World Library  
Flag as Inappropriate
Email this Article

Message Parsing Interpreter

Article Id: WHEBN0000539201
Reproduction Date:

Title: Message Parsing Interpreter  
Author: World Heritage Encyclopedia
Language: English
Subject: MUF (programming language), MPI, MUDs, Zone (video games), Mythicscape
Collection: Lisp Programming Language Family, Mud Programming Languages
Publisher: World Heritage Encyclopedia
Publication
Date:
 

Message Parsing Interpreter

The Message Parsing Interpreter (MPI for short, not to be confused with the Message Passing Interface) is a Lisp-like programming language based on text replacement that is used on Fuzzball MUCK servers, starting with version 2.2fb5.00. It is generally considered easier to learn and use than MUF, and enjoys a large popularity among Fuzzball MUCK users.

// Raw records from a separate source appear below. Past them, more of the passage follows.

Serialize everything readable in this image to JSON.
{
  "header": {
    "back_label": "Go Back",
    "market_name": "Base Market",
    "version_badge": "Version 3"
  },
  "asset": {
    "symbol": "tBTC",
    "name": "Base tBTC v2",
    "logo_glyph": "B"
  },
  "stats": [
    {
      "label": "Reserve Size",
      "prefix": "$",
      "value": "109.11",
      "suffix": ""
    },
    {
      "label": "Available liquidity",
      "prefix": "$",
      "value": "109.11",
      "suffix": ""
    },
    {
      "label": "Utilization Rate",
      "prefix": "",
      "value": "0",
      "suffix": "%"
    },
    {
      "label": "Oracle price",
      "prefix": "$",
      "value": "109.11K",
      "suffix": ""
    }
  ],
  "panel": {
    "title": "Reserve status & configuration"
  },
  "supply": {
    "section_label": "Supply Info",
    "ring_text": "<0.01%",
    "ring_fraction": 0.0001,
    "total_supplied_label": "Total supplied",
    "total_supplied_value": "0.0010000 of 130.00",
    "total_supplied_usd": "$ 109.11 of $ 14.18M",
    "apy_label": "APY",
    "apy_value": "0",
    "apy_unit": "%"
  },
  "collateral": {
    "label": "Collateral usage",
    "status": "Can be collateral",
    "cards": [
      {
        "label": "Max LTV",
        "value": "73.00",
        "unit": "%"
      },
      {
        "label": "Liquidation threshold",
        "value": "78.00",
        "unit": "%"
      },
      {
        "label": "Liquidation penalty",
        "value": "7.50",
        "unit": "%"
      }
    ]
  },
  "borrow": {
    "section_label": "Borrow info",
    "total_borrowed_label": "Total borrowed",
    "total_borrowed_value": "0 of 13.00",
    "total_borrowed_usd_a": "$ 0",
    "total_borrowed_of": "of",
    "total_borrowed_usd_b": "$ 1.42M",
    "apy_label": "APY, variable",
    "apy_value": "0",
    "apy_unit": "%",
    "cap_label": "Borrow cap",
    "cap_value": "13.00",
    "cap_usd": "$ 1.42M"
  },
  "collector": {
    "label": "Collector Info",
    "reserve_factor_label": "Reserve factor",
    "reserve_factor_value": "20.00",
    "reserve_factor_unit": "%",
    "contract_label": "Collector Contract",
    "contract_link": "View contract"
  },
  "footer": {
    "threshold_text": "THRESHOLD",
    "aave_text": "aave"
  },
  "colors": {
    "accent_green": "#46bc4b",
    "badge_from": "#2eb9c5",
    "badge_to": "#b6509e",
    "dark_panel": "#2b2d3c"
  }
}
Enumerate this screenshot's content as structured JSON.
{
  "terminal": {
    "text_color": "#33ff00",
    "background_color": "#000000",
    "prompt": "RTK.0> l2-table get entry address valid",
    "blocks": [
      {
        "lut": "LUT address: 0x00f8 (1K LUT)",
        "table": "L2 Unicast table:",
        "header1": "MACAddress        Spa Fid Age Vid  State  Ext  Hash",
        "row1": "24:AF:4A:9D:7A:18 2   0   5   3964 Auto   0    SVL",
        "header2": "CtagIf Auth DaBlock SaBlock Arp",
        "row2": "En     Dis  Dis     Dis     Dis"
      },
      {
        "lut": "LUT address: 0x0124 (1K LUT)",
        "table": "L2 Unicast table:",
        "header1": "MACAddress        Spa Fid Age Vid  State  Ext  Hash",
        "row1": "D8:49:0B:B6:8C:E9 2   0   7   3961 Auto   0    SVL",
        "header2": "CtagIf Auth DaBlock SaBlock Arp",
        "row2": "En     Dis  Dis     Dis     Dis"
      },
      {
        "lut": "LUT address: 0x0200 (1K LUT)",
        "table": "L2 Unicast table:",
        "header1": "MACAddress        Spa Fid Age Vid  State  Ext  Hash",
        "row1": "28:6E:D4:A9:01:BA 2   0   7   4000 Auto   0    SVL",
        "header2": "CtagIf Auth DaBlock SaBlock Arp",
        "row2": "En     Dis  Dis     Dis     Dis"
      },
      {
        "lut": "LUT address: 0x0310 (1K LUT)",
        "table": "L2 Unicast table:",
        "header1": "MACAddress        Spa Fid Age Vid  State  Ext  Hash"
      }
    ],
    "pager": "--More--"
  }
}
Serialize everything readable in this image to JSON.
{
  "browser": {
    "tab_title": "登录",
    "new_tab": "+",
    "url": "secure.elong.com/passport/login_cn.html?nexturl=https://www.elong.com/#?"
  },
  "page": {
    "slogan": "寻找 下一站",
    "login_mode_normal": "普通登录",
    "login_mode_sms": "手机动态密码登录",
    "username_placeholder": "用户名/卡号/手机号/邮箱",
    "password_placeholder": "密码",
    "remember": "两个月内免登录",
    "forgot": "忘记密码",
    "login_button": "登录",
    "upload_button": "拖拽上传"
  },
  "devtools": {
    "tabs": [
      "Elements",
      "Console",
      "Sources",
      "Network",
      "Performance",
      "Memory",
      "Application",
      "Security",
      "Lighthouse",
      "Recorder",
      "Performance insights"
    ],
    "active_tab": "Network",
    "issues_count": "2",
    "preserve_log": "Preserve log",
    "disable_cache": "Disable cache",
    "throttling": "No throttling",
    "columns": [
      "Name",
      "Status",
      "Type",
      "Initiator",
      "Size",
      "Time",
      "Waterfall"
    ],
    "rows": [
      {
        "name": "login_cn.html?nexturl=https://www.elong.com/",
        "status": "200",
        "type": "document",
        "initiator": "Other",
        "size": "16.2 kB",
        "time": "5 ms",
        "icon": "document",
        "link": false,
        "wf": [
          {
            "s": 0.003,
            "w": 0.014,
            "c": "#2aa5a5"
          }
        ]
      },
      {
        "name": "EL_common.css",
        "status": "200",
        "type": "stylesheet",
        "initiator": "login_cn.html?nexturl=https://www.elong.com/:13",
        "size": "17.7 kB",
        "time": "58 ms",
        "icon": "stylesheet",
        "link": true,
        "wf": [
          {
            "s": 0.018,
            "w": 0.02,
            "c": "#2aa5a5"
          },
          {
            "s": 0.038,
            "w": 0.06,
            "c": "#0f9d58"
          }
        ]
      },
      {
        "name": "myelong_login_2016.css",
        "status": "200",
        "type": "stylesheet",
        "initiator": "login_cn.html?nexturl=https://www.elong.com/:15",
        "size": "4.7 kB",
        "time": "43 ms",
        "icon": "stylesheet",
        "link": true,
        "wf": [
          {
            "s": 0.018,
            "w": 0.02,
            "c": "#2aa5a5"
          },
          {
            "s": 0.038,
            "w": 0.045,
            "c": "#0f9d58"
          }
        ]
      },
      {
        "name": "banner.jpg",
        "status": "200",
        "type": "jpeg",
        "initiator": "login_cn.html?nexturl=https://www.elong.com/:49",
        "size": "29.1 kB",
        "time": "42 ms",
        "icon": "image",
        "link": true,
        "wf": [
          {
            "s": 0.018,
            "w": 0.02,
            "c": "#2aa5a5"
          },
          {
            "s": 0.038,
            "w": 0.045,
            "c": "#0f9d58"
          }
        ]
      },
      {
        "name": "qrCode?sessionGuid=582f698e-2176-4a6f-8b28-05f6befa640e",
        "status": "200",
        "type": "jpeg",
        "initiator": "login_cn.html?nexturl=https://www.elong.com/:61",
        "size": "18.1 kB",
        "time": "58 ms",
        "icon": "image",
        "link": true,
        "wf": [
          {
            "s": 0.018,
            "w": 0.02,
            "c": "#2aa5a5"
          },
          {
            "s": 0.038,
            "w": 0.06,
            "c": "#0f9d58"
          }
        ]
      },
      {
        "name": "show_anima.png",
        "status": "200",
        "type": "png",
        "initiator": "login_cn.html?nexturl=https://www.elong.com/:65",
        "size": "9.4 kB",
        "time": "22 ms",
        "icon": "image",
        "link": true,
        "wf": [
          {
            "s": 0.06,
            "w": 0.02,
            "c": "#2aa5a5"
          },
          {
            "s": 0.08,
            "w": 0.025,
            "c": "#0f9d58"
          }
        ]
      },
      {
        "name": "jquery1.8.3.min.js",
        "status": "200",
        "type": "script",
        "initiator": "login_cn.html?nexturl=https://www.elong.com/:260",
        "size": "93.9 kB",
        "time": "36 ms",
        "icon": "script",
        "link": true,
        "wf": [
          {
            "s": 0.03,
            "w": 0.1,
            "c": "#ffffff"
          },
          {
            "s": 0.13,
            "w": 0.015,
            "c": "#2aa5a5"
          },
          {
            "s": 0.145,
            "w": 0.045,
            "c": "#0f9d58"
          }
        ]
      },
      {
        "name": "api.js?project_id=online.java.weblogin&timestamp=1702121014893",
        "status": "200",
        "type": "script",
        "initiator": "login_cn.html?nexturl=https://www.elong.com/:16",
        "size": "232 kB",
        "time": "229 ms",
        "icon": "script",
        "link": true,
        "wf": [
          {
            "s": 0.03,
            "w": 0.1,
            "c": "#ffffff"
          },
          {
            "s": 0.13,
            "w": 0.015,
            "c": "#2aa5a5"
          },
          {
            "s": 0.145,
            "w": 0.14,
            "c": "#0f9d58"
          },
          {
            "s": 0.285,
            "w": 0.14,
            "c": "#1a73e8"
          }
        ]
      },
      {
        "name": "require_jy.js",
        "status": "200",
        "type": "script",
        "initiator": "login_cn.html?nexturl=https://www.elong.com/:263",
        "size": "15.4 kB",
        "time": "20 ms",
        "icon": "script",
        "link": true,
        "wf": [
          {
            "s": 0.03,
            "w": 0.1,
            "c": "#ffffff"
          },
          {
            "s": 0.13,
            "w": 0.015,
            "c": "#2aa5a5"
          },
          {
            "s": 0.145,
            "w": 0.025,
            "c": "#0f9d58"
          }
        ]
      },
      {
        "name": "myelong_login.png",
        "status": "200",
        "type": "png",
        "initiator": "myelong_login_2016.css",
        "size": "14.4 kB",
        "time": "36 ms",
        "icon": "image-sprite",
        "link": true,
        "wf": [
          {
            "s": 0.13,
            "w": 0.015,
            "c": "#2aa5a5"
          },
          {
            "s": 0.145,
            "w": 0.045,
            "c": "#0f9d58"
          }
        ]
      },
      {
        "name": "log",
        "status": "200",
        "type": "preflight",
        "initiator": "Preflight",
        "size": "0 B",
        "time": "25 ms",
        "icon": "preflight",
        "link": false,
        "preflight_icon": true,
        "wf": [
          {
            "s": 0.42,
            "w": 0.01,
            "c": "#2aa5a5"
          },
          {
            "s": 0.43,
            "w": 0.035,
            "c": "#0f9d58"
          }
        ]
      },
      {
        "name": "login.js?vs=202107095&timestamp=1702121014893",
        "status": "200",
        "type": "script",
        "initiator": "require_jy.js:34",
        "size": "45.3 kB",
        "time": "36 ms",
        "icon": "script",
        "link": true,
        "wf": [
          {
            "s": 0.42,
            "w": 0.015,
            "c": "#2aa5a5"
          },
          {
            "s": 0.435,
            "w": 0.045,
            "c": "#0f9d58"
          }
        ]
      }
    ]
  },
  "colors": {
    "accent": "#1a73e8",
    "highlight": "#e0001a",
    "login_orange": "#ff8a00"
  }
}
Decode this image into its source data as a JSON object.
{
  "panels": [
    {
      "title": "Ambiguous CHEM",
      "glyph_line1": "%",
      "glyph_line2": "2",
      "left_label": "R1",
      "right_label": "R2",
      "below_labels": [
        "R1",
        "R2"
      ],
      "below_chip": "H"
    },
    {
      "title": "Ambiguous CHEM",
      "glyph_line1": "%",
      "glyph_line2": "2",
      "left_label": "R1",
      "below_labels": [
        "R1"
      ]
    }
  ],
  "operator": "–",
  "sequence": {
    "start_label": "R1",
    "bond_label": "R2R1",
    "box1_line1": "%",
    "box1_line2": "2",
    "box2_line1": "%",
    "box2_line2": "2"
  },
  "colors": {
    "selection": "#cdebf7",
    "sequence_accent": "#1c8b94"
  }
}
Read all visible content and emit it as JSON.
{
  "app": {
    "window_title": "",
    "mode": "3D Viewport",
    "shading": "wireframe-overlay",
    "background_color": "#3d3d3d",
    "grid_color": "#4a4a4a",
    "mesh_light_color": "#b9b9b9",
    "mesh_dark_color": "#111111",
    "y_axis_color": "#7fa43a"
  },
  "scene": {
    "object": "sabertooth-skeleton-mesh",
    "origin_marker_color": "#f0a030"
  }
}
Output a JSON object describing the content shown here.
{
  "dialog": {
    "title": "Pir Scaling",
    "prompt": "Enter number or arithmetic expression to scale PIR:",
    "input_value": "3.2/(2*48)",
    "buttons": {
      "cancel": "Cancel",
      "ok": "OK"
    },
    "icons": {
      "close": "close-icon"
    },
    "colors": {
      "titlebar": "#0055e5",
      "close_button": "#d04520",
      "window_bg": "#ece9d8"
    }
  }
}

MPI originally stood for "My Personal Insanity" — a temporary project name used by the programmer when it was first implemented during a 3-week coding binge. It was later backronymed to "Message Parsing Interpreter" to keep the acronym, yet sound more respectable.

When online, the command MPI CATEGORY provides a listing of the available MPI topics arranged by function. The most common use for MPI is for report generation and formatting text strings; however, it does support the creation of macros, conditional logic, and looping for a limited number of iterations.

Contents

  • Command Structure 1
  • Hello World 2
  • More complex substitution 3
  • See also 4
  • External links 5

Command Structure

MPI could be viewed as a form of markup language as instructions are encapsulated within bracket marks to differentiate them from regular text. The MPI command is specified first, followed by a colon, and then command arguments, separated by commas. If one of the arguments is a string that contains a comma, it is escaped by using a backslash or the {lit:} (for literal) command.

{ command : argument1, argument2 }

Commands can be nested, taking the place of one or more arguments within the parent command to form more complex code:

{tell: {name:me} just looked at {name:this}., {owner:this}}

Hello World

The standard "Hello World" program would look like this:

{tell:Hello World, me}

More complex substitution

More complex code in MPI may become difficult to read. Some examples: This sequence informs the user of the next database save:

Next scheduled save will occur at {convsecs:{add:{prop:_sys/dumpinterval,#0},
{prop:_sys/lastdumptime,#0}}}\, being in {ltimestr:{subt:{add:
{prop:_sys/dumpinterval,#0},{prop:_sys/lastdumptime,#0}},{secs}}} 

Next, a loop of a fixed range of iterations that generates random text. A property named ascii on the same object would need to be loaded with the ASCII characters from the 32-127:

{null:{store:,launchcode,this},{if:{&arg},{store:{min:60,{max:1,{&arg}}},count,this},
{store:{dice:60},count,this}},{while:{not:{eq:-1,{store:{subt:{prop:count,this},1},count,this}}},
{store:{prop:launchcode,this}{midstr:{prop:ascii,this},{store:{dice:94},tempcharval,this},
{prop:tempcharval,this}},launchcode,this}}}

Combining MPI with the MUCK properties system can allow for a loop with an indefinite number of iterations. One might place this inside a property named delayloop and then {eval} it:

{delay:{prop:seconds,this},{lit:Hello World{null:{if:{awake:me},{eval:{prop:delayloop,this}}}}}}

To protect against infinite loops and excessive memory use, MPI code is limited to a very small amount of memory and execution runtime, and a hardwired 26 maximum levels of recursion.

See also

External links

  • MPI reference manual for FBMuck 6.00

This article was sourced from Creative Commons Attribution-ShareAlike License; additional terms may apply. World Heritage Encyclopedia content is assembled from numerous content providers, Open Access Publishing, and in compliance with The Fair Access to Science and Technology Research Act (FASTR), Wikimedia Foundation, Inc., Public Library of Science, The Encyclopedia of Life, Open Book Publishers (OBP), PubMed, U.S. National Library of Medicine, National Center for Biotechnology Information, U.S. National Library of Medicine, National Institutes of Health (NIH), U.S. Department of Health & Human Services, and USA.gov, which sources content from all federal, state, local, tribal, and territorial government publication portals (.gov, .mil, .edu). Funding for USA.gov and content contributors is made possible from the U.S. Congress, E-Government Act of 2002.
 
Crowd sourced content that is contributed to World Heritage Encyclopedia is peer reviewed and edited by our editorial staff to ensure quality scholarly research articles.
 
By using this site, you agree to the Terms of Use and Privacy Policy. World Heritage Encyclopedia™ is a registered trademark of the World Public Library Association, a non-profit organization.
 



Copyright © World Library Foundation. All rights reserved. eBooks from World eBook Library are sponsored by the World Library Foundation,
a 501c(4) Member's Support Non-Profit Organization, and is NOT affiliated with any governmental agency or department.